Google’s use of Google Analytics data in determining search quality is a persistent myth of SEO, and despite repeated denials, SEOs often use this claim to explain the correlation between a high bounce rate and lower rankings. So is your bounce rate impacting on your rankings? Let’s investigate.
The short answer is ‘no’ – Google does not use any Analytics data in determining search quality, let alone bounce rate. But how do we know this? Because Google has told us, repeatedly. Given that one of the central pillars of the company’s philosophy is ‘don’t be evil’, I for one am willing to give it the benefit of the doubt.
Speaking about the issue, Matt Cutts, Google’s head of webspam, said (in response to the question ‘Do you use Google Analytics data in webspam?’):
“Not only do we not use it in webspam, I promise you my team will never go and ask the Analytics team to use their data and we’ve held true to that promise.”
But just to make sure, he consulted the top brass:
“I went ahead and I emailed the most senior most knowledgeable person who would know about this and I said ‘we don’t use Google Analytics in our ranking in any way do we?’ and the one-word reply was ‘no’.”
It seems Google perceives a number of problems with using bounce rate as a search metric. The indefatigable Matt Cutts weighed in on this front in a Sphinn thread, claiming:
“Bounce rates would be not only spammable but noisy.”

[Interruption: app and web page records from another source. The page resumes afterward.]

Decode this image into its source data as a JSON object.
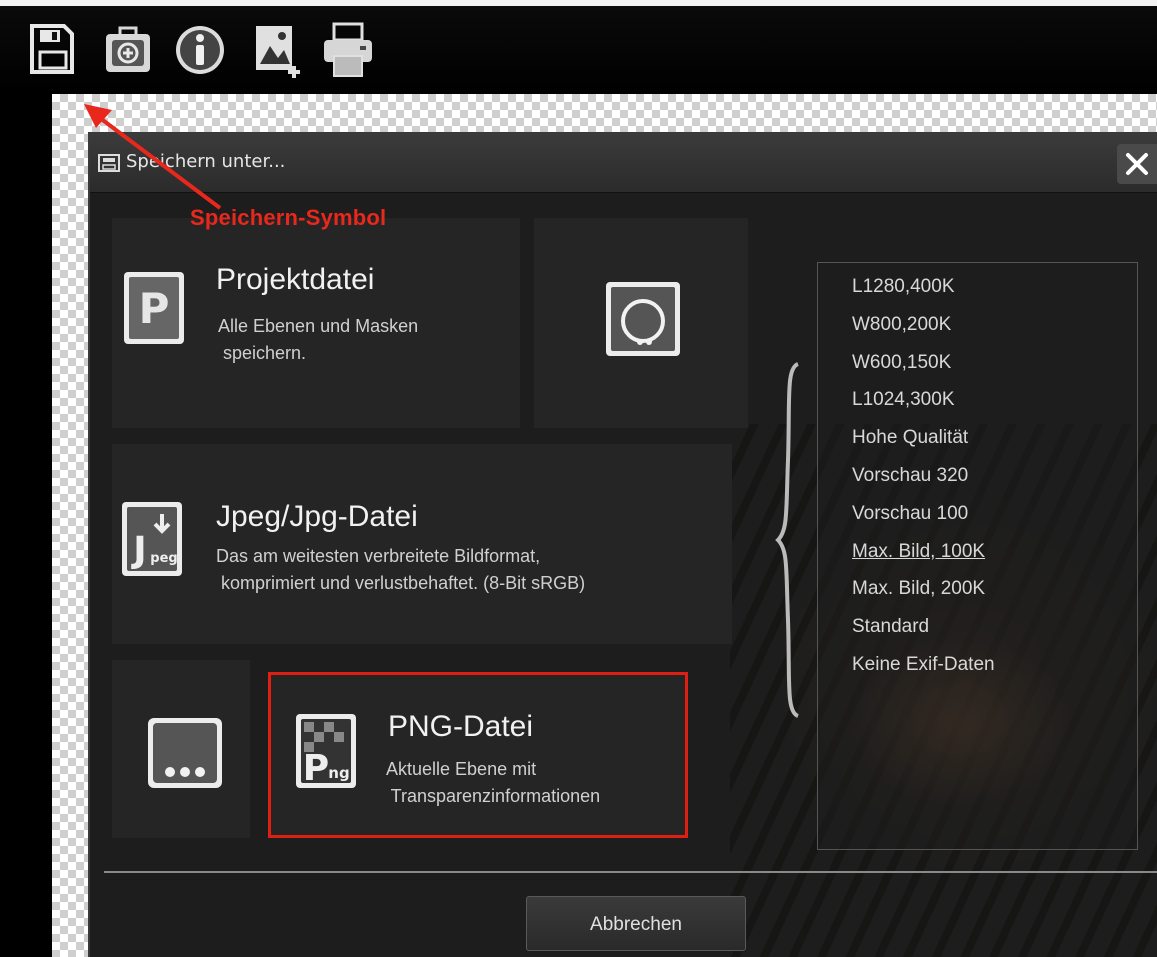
{
  "dialog": {
    "title": "Speichern unter...",
    "close_label": "✕",
    "cancel_label": "Abbrechen"
  },
  "annotation": {
    "label": "Speichern-Symbol",
    "color": "#e8281c"
  },
  "toolbar": {
    "icons": [
      "save-icon",
      "open-file-icon",
      "info-icon",
      "add-image-icon",
      "print-icon"
    ]
  },
  "options": {
    "project": {
      "title": "Projektdatei",
      "desc": "Alle Ebenen und Masken\n speichern.",
      "icon": "project-file-icon"
    },
    "jpeg": {
      "title": "Jpeg/Jpg-Datei",
      "desc": "Das am weitesten verbreitete Bildformat,\n komprimiert und verlustbehaftet. (8-Bit sRGB)",
      "icon": "jpeg-file-icon"
    },
    "png": {
      "title": "PNG-Datei",
      "desc": "Aktuelle Ebene mit\n Transparenzinformationen",
      "icon": "png-file-icon"
    },
    "circle_tile": {
      "icon": "circle-format-icon"
    },
    "more_tile": {
      "icon": "more-options-icon"
    }
  },
  "presets": [
    "L1280,400K",
    "W800,200K",
    "W600,150K",
    "L1024,300K",
    "Hohe Qualität",
    "Vorschau 320",
    "Vorschau 100",
    "Max. Bild, 100K",
    "Max. Bild, 200K",
    "Standard",
    "Keine Exif-Daten"
  ],
  "selected_preset": "Max. Bild, 100K",
  "colors": {
    "highlight": "#e01f14",
    "dialog_bg": "#1d1d1d",
    "tile_bg": "#252525"
  }
}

But the problems of using Analytics data as a basis for rankings don’t stop there. Some other commonly-noted issues include a lack of data on collection points, the number of sites using analytics (which affects the worth of the data set as a search metric) and knowing how to take bounce into account (it might not always be negative) – not to mention the range of difficulties in giving behavioural signals increased weight in general.
Explaining the Correlation

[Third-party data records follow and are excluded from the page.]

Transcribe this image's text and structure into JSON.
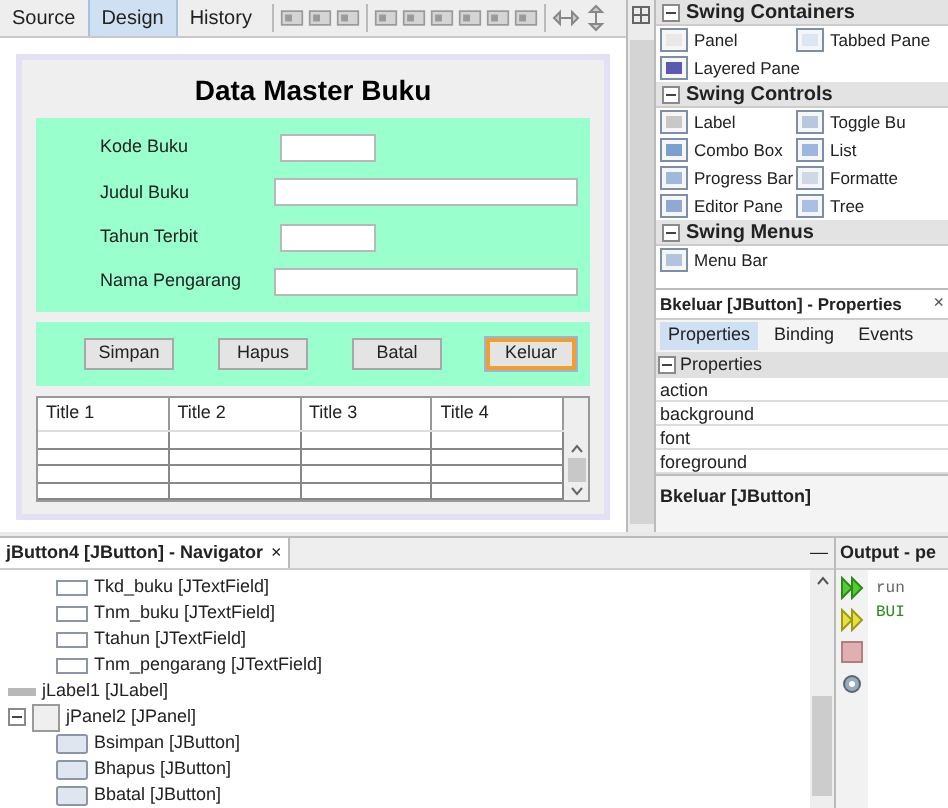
{
  "editor_tabs": [
    {
      "label": "Source",
      "selected": false
    },
    {
      "label": "Design",
      "selected": true
    },
    {
      "label": "History",
      "selected": false
    }
  ],
  "form": {
    "title": "Data Master Buku",
    "fields": [
      {
        "label": "Kode Buku",
        "kind": "short"
      },
      {
        "label": "Judul Buku",
        "kind": "long"
      },
      {
        "label": "Tahun Terbit",
        "kind": "short"
      },
      {
        "label": "Nama Pengarang",
        "kind": "long"
      }
    ],
    "buttons": [
      {
        "label": "Simpan",
        "selected": false
      },
      {
        "label": "Hapus",
        "selected": false
      },
      {
        "label": "Batal",
        "selected": false
      },
      {
        "label": "Keluar",
        "selected": true
      }
    ],
    "table": {
      "columns": [
        "Title 1",
        "Title 2",
        "Title 3",
        "Title 4"
      ]
    }
  },
  "palette": {
    "sections": [
      {
        "title": "Swing Containers",
        "expanded": true,
        "items": [
          {
            "label": "Panel",
            "kind": "panel"
          },
          {
            "label": "Tabbed Pane",
            "kind": "tabbed"
          },
          {
            "label": "Layered Pane",
            "kind": "layered"
          }
        ]
      },
      {
        "title": "Swing Controls",
        "expanded": true,
        "items": [
          {
            "label": "Label",
            "kind": "label"
          },
          {
            "label": "Toggle Bu",
            "kind": "toggle"
          },
          {
            "label": "Combo Box",
            "kind": "combo"
          },
          {
            "label": "List",
            "kind": "list"
          },
          {
            "label": "Progress Bar",
            "kind": "progress"
          },
          {
            "label": "Formatte",
            "kind": "formatted"
          },
          {
            "label": "Editor Pane",
            "kind": "editor"
          },
          {
            "label": "Tree",
            "kind": "tree"
          }
        ]
      },
      {
        "title": "Swing Menus",
        "expanded": true,
        "items": [
          {
            "label": "Menu Bar",
            "kind": "menubar"
          }
        ]
      }
    ]
  },
  "properties": {
    "title": "Bkeluar [JButton] - Properties",
    "close": "×",
    "tabs": [
      {
        "label": "Properties",
        "selected": true
      },
      {
        "label": "Binding",
        "selected": false
      },
      {
        "label": "Events",
        "selected": false
      }
    ],
    "section": {
      "title": "Properties",
      "expanded": true
    },
    "rows": [
      "action",
      "background",
      "font",
      "foreground"
    ],
    "description": "Bkeluar [JButton]"
  },
  "navigator": {
    "title": "jButton4 [JButton] - Navigator",
    "close": "×",
    "minimize": "—",
    "tree": [
      {
        "children": [
          {
            "label": "Tkd_buku [JTextField]",
            "kind": "textfield"
          },
          {
            "label": "Tnm_buku [JTextField]",
            "kind": "textfield"
          },
          {
            "label": "Ttahun [JTextField]",
            "kind": "textfield"
          },
          {
            "label": "Tnm_pengarang [JTextField]",
            "kind": "textfield"
          }
        ]
      },
      {
        "label": "jLabel1 [JLabel]",
        "kind": "label"
      },
      {
        "label": "jPanel2 [JPanel]",
        "kind": "panel",
        "expanded": true,
        "children": [
          {
            "label": "Bsimpan [JButton]",
            "kind": "button"
          },
          {
            "label": "Bhapus [JButton]",
            "kind": "button"
          },
          {
            "label": "Bbatal [JButton]",
            "kind": "button"
          }
        ]
      }
    ]
  },
  "output": {
    "title": "Output - pe",
    "lines": [
      "run",
      "BUI"
    ]
  }
}
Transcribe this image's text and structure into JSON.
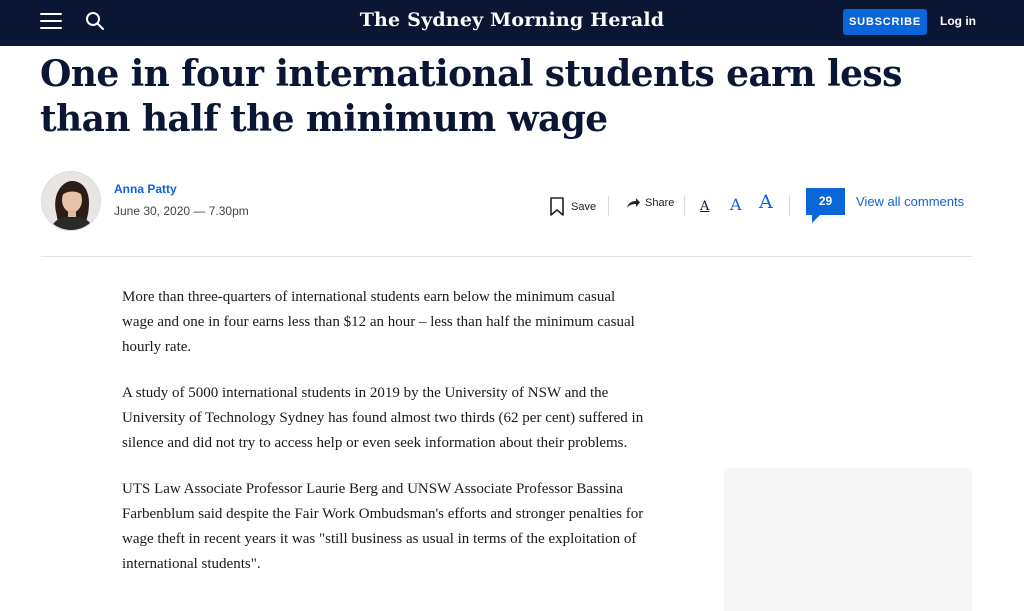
{
  "header": {
    "masthead": "The Sydney Morning Herald",
    "subscribe_label": "SUBSCRIBE",
    "login_label": "Log in",
    "menu_icon": "hamburger-menu-icon",
    "search_icon": "search-icon"
  },
  "article": {
    "headline": "One in four international students earn less than half the minimum wage",
    "author": "Anna Patty",
    "date": "June 30, 2020 — 7.30pm",
    "paragraphs": [
      "More than three-quarters of international students earn below the minimum casual wage and one in four earns less than $12 an hour – less than half the minimum casual hourly rate.",
      "A study of 5000 international students in 2019 by the University of NSW and the University of Technology Sydney has found almost two thirds (62 per cent) suffered in silence and did not try to access help or even seek information about their problems.",
      "UTS Law Associate Professor Laurie Berg and UNSW Associate Professor Bassina Farbenblum said despite the Fair Work Ombudsman's efforts and stronger penalties for wage theft in recent years it was \"still business as usual in terms of the exploitation of international students\"."
    ]
  },
  "toolbar": {
    "save_label": "Save",
    "share_label": "Share",
    "font_small": "A",
    "font_medium": "A",
    "font_large": "A",
    "comment_count": "29",
    "view_comments_label": "View all comments"
  },
  "colors": {
    "navy": "#0a1633",
    "accent_blue": "#0a66d8"
  }
}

So if Google denies using bounce rate as a metric and there’s a whole host of issues in using behavioural data to inform rankings, why does the myth persist and threads like this continue to pop up?
Many SEOs identify a correlation between bounce rate and a drop in rankings and are quick to pin the blame on Google. However, correlation does not equal causation and although Google’s recent updates seem to put more emphasis on stuff like click-through rates, the weight it gives to metrics like these is hotly-debated and largely uncertain.

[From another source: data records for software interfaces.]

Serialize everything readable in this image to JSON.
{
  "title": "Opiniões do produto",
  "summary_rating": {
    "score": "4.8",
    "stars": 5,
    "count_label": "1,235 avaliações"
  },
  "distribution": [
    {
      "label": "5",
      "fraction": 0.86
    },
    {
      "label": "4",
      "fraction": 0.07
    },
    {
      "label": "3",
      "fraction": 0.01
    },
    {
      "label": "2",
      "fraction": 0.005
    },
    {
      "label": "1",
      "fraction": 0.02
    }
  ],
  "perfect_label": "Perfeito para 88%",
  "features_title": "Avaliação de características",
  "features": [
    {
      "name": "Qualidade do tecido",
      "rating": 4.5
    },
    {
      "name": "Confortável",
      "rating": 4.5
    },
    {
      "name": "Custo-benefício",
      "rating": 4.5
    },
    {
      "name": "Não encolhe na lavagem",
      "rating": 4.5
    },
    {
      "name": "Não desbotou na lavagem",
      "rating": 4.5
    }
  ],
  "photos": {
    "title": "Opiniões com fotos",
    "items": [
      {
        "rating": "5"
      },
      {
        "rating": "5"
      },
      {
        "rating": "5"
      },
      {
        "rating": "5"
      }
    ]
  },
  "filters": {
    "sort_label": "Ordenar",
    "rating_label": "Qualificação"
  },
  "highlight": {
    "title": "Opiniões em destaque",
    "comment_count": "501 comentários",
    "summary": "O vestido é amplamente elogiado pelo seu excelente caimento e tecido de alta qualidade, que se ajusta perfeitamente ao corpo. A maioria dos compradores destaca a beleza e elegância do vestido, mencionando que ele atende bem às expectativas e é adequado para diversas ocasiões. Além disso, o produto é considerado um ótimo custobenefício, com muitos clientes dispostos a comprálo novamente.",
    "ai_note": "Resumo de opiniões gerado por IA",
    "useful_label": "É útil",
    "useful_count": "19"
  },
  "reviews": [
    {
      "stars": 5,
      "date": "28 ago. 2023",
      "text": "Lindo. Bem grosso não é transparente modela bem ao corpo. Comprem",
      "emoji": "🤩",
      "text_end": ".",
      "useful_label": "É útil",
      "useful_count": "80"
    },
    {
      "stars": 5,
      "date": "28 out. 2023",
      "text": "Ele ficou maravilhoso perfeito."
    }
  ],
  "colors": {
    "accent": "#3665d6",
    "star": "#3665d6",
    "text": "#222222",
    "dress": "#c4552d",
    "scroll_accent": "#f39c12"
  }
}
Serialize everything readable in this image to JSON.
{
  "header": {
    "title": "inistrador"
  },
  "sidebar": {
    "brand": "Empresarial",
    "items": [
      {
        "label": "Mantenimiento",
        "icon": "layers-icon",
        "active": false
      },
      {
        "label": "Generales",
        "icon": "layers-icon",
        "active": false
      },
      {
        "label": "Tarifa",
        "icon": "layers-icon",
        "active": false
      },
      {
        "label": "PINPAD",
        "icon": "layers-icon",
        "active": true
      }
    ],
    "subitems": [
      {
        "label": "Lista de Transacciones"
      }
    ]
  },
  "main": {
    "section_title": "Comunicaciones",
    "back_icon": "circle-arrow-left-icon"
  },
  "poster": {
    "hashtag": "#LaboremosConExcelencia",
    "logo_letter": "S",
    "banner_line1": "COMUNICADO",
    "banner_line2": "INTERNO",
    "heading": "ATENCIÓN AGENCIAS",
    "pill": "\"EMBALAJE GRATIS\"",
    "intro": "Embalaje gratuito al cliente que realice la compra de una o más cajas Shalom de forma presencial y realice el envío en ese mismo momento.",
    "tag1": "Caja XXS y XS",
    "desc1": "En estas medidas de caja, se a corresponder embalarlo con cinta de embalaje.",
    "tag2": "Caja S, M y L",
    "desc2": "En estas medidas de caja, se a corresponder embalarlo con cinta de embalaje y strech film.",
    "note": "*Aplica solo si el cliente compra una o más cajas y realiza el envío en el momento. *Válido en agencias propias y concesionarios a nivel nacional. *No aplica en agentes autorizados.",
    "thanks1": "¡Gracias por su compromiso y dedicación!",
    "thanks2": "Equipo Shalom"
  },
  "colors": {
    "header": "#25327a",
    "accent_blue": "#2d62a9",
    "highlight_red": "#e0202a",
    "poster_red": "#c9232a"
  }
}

What we do know?
Google takes more than 200 factors (or signals) into account when ranking your website and Eric Schmidt has claimed that both what these factors are and what weight each item is given will never become public knowledge. But why not?
“We’re always changing, we’re always changing everything and if we started saying ‘here’s how the black box works’, all of a sudden huge incumbencies would come about this change and that change, and we just don’t want that pressure,” Schmidt said.
Given Google’s repeated denials and the distinct lack of evidence on bounce rates as a ranking signal – it’s fairly safe to assume bounce rates aren’t being tracked (and if they are, the weight they’re being given is infinitesimal). However, that doesn’t mean factors linked to bounce rate are not playing some sort of role (industry luminary Barry Adams suggests return-to-SERP for instance).
Despite this, you shouldn’t ignore bounce rates. They still serve as an important indicator of a website’s performance and are something you should be looking to improve in the general course of your webmastery.
Author Bio:- This article was brought to you by Gerald Heneghan of Custard Online Marketing – a bespoke agency, offering a range of tailored PR and marketing services.